We found that an incredible number of companies are paying for the same functionality twice – or even more – because of overlapping software. A simple example: If you use Symantec for anti-spam on your Office365 mail service, the money paid for Symantec is simply thrown out of the window. Antispam is a built-in function delivered by Office365. Could be the same for expensive antivirus software. We could come up with many more examples of the same kind – the list is endless and the savings opportunity huge!
TIP #5: Do your IT-contracts create value or add costs?
A classic OPEX hiding place is in the service and the software and hardware license maintenance contracts. Be diligent and check if your service contracts meet the correct/necessary service levels. Are all the services still relevant? Can the provider, a third party or even internal resources offer a service cheaper using other technology? Check if you need the upgrade option provided by your contract.

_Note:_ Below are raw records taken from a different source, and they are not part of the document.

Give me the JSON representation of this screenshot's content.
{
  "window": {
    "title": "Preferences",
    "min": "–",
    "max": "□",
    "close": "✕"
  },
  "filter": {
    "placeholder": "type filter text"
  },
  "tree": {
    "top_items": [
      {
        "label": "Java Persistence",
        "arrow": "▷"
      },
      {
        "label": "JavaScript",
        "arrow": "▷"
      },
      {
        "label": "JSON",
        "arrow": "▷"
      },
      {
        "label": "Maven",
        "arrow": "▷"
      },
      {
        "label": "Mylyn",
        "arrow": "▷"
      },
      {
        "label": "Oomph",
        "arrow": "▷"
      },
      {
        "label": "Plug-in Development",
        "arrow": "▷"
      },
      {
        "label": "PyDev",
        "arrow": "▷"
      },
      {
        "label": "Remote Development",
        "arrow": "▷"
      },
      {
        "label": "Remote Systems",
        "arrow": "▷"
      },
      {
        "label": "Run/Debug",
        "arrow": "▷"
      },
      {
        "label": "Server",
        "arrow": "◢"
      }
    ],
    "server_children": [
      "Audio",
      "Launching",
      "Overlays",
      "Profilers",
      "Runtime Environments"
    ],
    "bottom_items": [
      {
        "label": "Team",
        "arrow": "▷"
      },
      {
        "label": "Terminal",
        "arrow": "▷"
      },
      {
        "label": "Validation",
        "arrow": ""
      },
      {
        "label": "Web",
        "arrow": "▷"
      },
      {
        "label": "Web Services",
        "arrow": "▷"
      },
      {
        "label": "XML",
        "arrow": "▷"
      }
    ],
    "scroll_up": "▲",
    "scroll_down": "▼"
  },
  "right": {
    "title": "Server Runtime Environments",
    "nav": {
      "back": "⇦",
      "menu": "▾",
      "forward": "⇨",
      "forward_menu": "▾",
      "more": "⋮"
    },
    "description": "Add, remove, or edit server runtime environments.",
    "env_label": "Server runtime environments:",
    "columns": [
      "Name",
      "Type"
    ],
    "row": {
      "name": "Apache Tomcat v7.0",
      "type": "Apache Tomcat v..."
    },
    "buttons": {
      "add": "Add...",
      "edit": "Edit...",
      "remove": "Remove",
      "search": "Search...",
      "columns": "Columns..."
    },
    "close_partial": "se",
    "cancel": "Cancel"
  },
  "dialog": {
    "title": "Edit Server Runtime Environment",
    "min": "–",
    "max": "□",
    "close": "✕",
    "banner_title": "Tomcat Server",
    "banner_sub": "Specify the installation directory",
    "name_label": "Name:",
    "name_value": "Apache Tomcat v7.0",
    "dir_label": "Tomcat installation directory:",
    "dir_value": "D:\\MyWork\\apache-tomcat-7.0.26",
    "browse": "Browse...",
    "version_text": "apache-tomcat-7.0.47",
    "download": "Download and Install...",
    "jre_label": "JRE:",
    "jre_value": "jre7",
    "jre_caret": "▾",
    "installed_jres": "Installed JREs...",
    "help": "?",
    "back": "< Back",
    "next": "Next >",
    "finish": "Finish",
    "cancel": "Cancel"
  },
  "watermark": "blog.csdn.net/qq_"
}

TIP #6: Do you pay too much for internal support processes?
Should you keep your support in-house, or automate or outsource it? Automation of some processes can free up FTE time, which can be rerouted to other tasks or enable a workforce reduction. Self-service portal software can be acquired rather inexpensively. In general, keeping complex processes in-house and outsourcing everyday ones (such as changing/resetting of passwords) could open the door for great OPEX savings.
TIP #7: In nine cases out of ten, you can save OPEX costs on backup
Too many companies pay too much because they backup all their data. You can realize attractive OPEX savings – and boost your backup speed – by not backing up all your file and application data. In our experience, up to 75% of the data is rarely critical, or can be recreated from other sources. You could instead divide your data into categories and use incremental backup facilities or store the data you rarely use on a slower media (such as tape). Some providers may even allow you to use file data backup services free of charge.
TIP #8: Reuse generic applications
You can significantly cut down on your license and support costs by creating corporate policies/rules that ensure employees use the same programs. A walkthrough of your application portfolio could easily reveal applications with similar functionality. While larger applications (such as ERP, CRM) are expensive and difficult to replace/align, smaller applications (such as, Adobe PDF Reader, Snagit, Dropbox and Evernote), can be aligned – or even substituted – with software you have already licensed and used in other parts of your business.
TIP #9: CAPEX services
If you already know your CAPEX service pipeline, use this volume to renegotiate your OPEX service pipeline with your current vendor(s). If you can guarantee a certain pipeline to your vendor during a period, you can often obtain a beneficial change in price. This is particularly relevant for basic consultancy services. For the vendor it does not matter whether it is CAPEX or OPEX it is just a matter of volume; for you it can often make a huge difference.
TIP #10: Are you receiving too many big IT consultancy bills?
This may indicate a need for a system architecture revision with your CIO. Updating or simply replacing systems with integration in mind can save you consultancy costs. A classic example is older Citrix versions, which often cause technology problems with newer Microsoft software. The result is a massive pile of invoices from different consultancy companies that quite often deliver short-term solutions. By replacing Citrix with a Microsoft Remote Desktop, OPEX savings can be realized by cutting down the number of bills.
In our experience, any company can achieve OPEX savings by following these simple, small dedicated efforts. The question is not whether your company can save on OPEX. The question is how much you can save and why wait?